DAVE BRIGGS, CNN ANCHOR: Rudy Giuliani gives his first response to a House subpoena in the Trump impeachment inquiry.

ROMANS: And 70 years of communist rule in China marked by a parade in Beijing and protest right now in Hong Kong.

BRIGGS: College athletes could get paid under a bill just signed in California. Will the NCAA play ball?

(BEGIN VIDEO CLIP)

GOV. GAVIN NEWSOM (D), CALIFORNIA: Now a law in California.

(APPLAUSE)

(END VIDEO CLIP)

BRIGGS: LeBron James joins California's governor, signing a bill to let college athletes get paid. But will the NCAA play ball?

Welcome to our viewers in the United States and around the world. This is EARLY START. I'm Dave Briggs.

ROMANS: Good morning.

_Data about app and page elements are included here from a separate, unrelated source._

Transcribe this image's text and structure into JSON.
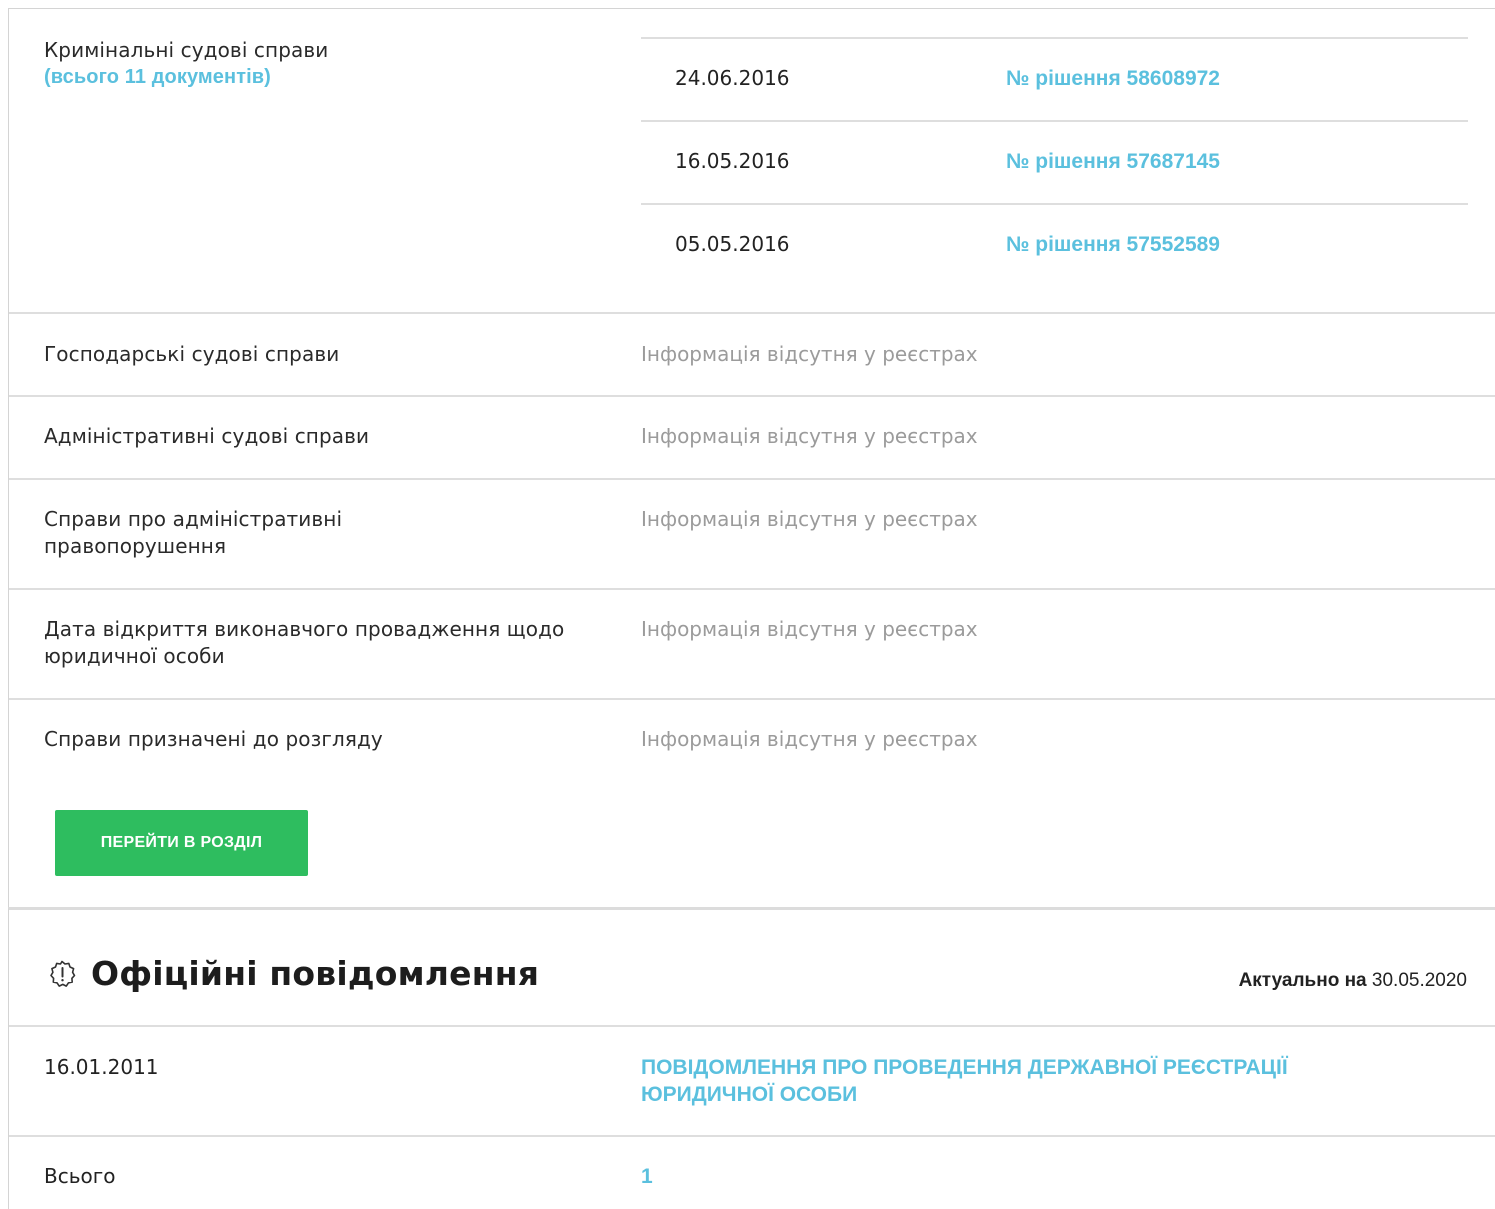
{
  "courts": {
    "criminal": {
      "label": "Кримінальні судові справи",
      "count_text": "(всього 11 документів)",
      "decisions": [
        {
          "date": "24.06.2016",
          "number": "№ рішення 58608972"
        },
        {
          "date": "16.05.2016",
          "number": "№ рішення 57687145"
        },
        {
          "date": "05.05.2016",
          "number": "№ рішення 57552589"
        }
      ]
    },
    "rows": [
      {
        "label": "Господарські судові справи",
        "value": "Інформація відсутня у реєстрах"
      },
      {
        "label": "Адміністративні судові справи",
        "value": "Інформація відсутня у реєстрах"
      },
      {
        "label": "Справи про адміністративні правопорушення",
        "value": "Інформація відсутня у реєстрах"
      },
      {
        "label": "Дата відкриття виконавчого провадження щодо юридичної особи",
        "value": "Інформація відсутня у реєстрах"
      },
      {
        "label": "Справи призначені до розгляду",
        "value": "Інформація відсутня у реєстрах"
      }
    ],
    "button_label": "ПЕРЕЙТИ В РОЗДІЛ"
  },
  "notices": {
    "title": "Офіційні повідомлення",
    "actual_label": "Актуально на",
    "actual_date": "30.05.2020",
    "items": [
      {
        "date": "16.01.2011",
        "title": "ПОВІДОМЛЕННЯ ПРО ПРОВЕДЕННЯ ДЕРЖАВНОЇ РЕЄСТРАЦІЇ ЮРИДИЧНОЇ ОСОБИ"
      }
    ],
    "total_label": "Всього",
    "total_value": "1"
  },
  "colors": {
    "link": "#5bc0de",
    "button": "#2ebd5f",
    "muted": "#9b9b9b"
  },
  "icons": {
    "notices": "alert-badge-icon"
  }
}
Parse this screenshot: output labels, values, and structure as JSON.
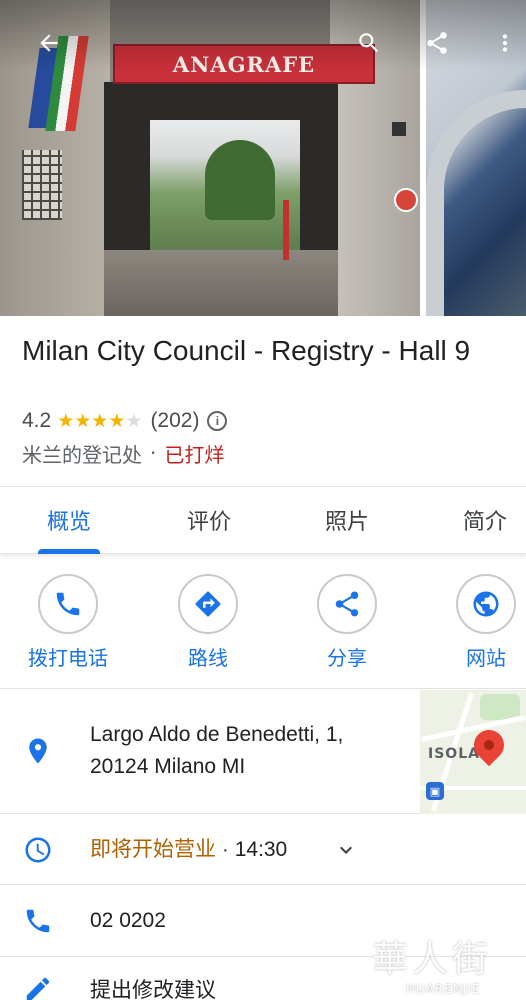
{
  "hero": {
    "sign_text": "ANAGRAFE",
    "back_icon": "arrow-back-icon",
    "search_icon": "search-icon",
    "share_icon": "share-icon",
    "more_icon": "more-vert-icon"
  },
  "place": {
    "title": "Milan City Council - Registry - Hall 9",
    "rating": "4.2",
    "stars": 4.2,
    "reviews_count": "(202)",
    "category": "米兰的登记处",
    "separator": "·",
    "status": "已打烊"
  },
  "tabs": [
    {
      "label": "概览",
      "active": true
    },
    {
      "label": "评价",
      "active": false
    },
    {
      "label": "照片",
      "active": false
    },
    {
      "label": "简介",
      "active": false
    }
  ],
  "actions": [
    {
      "label": "拨打电话",
      "icon": "phone-icon"
    },
    {
      "label": "路线",
      "icon": "directions-icon"
    },
    {
      "label": "分享",
      "icon": "share-icon"
    },
    {
      "label": "网站",
      "icon": "globe-icon"
    }
  ],
  "address": {
    "line1": "Largo Aldo de Benedetti, 1,",
    "line2": "20124 Milano MI",
    "icon": "location-pin-icon",
    "map_label": "ISOLA"
  },
  "hours": {
    "status": "即将开始营业",
    "separator": "·",
    "time": "14:30",
    "icon": "clock-icon"
  },
  "phone": {
    "number": "02 0202",
    "icon": "phone-icon"
  },
  "suggest_edit": {
    "label": "提出修改建议",
    "icon": "edit-pencil-icon"
  },
  "watermark": {
    "big": "華人街",
    "small": "HUARENJIE"
  },
  "colors": {
    "accent": "#1a73e8",
    "closed": "#c5221f",
    "opening_soon": "#b06000",
    "star": "#f5b400"
  }
}
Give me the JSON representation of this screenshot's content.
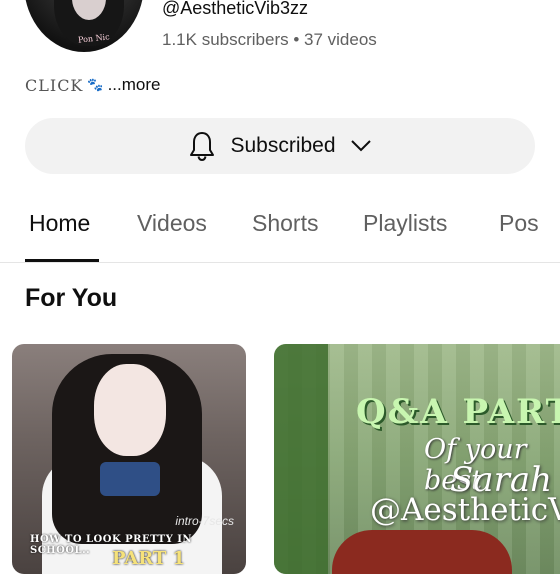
{
  "channel": {
    "handle": "@AestheticVib3zz",
    "stats": "1.1K subscribers • 37 videos",
    "avatar_text": "Pon Nic",
    "description": {
      "text": "CLICK",
      "emoji": "🐾",
      "more": "...more"
    }
  },
  "subscribe_button": {
    "label": "Subscribed",
    "icon_left": "bell-icon",
    "icon_right": "chevron-down-icon"
  },
  "tabs": [
    {
      "label": "Home",
      "active": true
    },
    {
      "label": "Videos",
      "active": false
    },
    {
      "label": "Shorts",
      "active": false
    },
    {
      "label": "Playlists",
      "active": false
    },
    {
      "label": "Pos",
      "active": false
    }
  ],
  "section": {
    "title": "For You"
  },
  "videos": [
    {
      "corner_text": "intro-7secs",
      "caption": "HOW TO LOOK PRETTY IN SCHOOL..",
      "caption2": "PART 1"
    },
    {
      "title_text": "Q&A PART",
      "subtitle_text": "Of your best",
      "name_text": "Sarah",
      "watermark_text": "@AestheticVi"
    }
  ],
  "colors": {
    "accent": "#0f0f0f",
    "button_bg": "#f2f2f2",
    "secondary_text": "#606060"
  }
}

BRIGGS: Good morning.

ROMANS: I'm Christine Romans. It is Tuesday, October 1st. It is 5:00 a.m. in the East, 5:00 p.m. in Hong Kong, noon in Kiev. We will visit all of those places in the next half an hour.

But let's begin with the latest on the whistleblower scandal. CNN has confirmed now that Secretary of State Mike Pompeo was on that July 25th call between President Trump and Ukrainian President Volodymyr Zelensky. The story was first reported by "The Wall Street Journal." The State Department has not responded to CNN's request for a comment

about this.

But here's what Pompeo told ABC News last week about the call.

[05:00:00]